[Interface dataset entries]
[Start of Attachment]

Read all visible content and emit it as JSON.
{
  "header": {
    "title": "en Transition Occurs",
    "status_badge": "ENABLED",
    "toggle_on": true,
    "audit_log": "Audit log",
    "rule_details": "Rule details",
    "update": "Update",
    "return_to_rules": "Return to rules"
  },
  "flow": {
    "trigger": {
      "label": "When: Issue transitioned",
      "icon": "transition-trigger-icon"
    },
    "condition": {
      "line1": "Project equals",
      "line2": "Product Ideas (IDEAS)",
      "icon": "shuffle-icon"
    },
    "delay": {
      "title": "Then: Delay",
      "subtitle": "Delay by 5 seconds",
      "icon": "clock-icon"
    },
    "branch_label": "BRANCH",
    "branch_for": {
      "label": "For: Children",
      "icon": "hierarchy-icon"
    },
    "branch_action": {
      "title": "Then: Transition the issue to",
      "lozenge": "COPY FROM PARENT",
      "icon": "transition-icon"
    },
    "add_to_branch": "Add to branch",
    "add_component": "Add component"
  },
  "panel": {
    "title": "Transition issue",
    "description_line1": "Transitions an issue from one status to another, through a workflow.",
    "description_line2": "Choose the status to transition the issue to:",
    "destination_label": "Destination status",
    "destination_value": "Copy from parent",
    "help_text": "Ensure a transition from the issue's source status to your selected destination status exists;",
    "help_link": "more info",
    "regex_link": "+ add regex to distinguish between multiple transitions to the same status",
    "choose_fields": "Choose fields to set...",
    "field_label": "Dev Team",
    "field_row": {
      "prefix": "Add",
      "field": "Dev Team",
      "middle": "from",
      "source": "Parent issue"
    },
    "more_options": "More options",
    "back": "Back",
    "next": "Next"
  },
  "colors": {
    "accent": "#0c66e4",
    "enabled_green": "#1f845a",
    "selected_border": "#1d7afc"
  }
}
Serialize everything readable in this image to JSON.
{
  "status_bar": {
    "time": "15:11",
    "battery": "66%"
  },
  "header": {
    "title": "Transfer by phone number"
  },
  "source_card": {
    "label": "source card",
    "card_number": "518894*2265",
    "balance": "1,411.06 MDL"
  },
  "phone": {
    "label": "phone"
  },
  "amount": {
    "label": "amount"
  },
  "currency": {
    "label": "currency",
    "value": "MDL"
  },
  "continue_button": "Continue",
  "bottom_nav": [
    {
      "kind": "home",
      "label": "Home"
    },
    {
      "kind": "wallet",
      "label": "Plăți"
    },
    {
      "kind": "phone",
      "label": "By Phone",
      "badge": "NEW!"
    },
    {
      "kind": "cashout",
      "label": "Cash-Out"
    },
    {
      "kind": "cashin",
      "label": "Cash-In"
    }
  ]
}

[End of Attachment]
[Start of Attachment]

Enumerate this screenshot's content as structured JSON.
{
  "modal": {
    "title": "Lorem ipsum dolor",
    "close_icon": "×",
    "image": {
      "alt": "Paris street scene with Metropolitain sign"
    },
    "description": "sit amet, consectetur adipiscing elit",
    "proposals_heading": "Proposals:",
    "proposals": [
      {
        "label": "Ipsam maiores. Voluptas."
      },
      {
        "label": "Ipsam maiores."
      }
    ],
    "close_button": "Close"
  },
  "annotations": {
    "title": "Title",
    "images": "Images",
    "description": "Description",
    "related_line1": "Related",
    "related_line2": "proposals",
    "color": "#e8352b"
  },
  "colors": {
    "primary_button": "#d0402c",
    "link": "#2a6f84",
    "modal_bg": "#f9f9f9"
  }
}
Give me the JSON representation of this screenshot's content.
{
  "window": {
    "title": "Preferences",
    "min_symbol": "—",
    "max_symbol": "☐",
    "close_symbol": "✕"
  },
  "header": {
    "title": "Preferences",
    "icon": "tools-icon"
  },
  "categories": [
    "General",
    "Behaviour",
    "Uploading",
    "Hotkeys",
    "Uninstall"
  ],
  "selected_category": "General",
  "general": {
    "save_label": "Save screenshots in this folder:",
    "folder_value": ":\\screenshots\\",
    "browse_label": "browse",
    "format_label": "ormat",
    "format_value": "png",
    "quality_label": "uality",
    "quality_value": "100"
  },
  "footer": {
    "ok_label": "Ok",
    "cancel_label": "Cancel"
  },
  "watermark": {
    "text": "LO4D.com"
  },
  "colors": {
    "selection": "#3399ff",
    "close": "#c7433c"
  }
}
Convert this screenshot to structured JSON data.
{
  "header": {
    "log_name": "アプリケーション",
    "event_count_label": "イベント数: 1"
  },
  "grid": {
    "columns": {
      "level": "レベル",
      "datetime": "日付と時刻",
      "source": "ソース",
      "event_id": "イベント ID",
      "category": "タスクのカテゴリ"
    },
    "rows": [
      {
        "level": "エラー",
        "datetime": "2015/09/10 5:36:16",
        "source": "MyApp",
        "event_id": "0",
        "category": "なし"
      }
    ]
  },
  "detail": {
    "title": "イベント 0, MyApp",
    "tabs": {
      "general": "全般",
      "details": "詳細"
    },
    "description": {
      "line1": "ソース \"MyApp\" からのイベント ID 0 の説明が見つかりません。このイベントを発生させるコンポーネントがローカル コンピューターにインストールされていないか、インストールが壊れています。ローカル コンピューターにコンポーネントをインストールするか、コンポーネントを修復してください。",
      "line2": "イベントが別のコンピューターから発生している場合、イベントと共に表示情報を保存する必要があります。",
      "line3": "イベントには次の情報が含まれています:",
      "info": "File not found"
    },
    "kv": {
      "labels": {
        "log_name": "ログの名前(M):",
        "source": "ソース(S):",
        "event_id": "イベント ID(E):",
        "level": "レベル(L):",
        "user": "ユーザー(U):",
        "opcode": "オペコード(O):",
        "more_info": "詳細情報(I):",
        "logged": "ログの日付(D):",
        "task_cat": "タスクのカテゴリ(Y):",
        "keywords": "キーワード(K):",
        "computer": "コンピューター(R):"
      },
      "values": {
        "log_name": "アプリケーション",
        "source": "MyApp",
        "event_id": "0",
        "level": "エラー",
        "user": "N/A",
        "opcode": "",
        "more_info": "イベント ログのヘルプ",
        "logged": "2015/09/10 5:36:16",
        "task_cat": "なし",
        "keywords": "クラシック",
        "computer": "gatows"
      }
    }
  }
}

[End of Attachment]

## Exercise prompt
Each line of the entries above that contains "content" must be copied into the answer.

## Response to this exercise
Read all visible content and emit it as JSON.
Enumerate this screenshot's content as structured JSON.
Give me the JSON representation of this screenshot's content.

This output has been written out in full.